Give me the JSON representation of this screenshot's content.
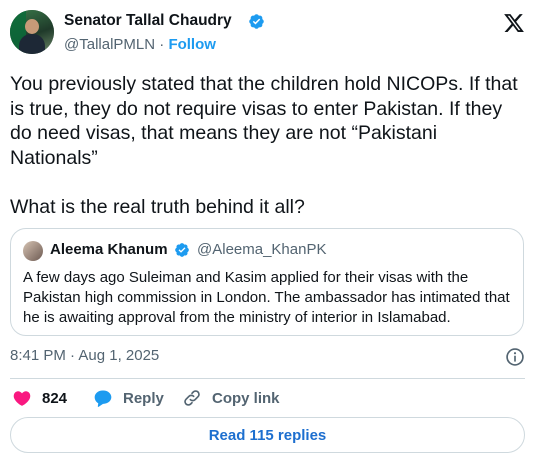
{
  "author": {
    "name": "Senator Tallal Chaudry",
    "handle": "@TallalPMLN",
    "separator": "·",
    "follow_label": "Follow"
  },
  "tweet": {
    "paragraph1": "You previously stated that the children hold NICOPs. If that is true, they do not require visas to enter Pakistan. If they do need visas, that means they are not “Pakistani Nationals”",
    "paragraph2": "What is the real truth behind it all?"
  },
  "quote": {
    "name": "Aleema Khanum",
    "handle": "@Aleema_KhanPK",
    "text": "A few days ago Suleiman and Kasim applied for their visas with the Pakistan high commission in London. The ambassador has intimated that he is awaiting approval from the ministry of interior in Islamabad."
  },
  "meta": {
    "timestamp": "8:41 PM · Aug 1, 2025"
  },
  "actions": {
    "like_count": "824",
    "reply_label": "Reply",
    "copy_label": "Copy link"
  },
  "read_replies_label": "Read 115 replies",
  "colors": {
    "accent": "#1d9bf0",
    "like": "#f91880",
    "text": "#0f1419",
    "muted": "#536471",
    "border": "#cfd9de"
  },
  "icons": [
    "verified-badge-icon",
    "x-logo-icon",
    "info-icon",
    "heart-icon",
    "reply-bubble-icon",
    "link-icon"
  ]
}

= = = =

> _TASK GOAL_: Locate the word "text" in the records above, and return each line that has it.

> _RESULT OF THIS EXERCISE_:
    "text": "A few days ago Suleiman and Kasim applied for their visas with the Pakistan high commission in London. The ambassador has intimated that he is awaiting approval from the ministry of interior in Islamabad."
    "text": "#0f1419",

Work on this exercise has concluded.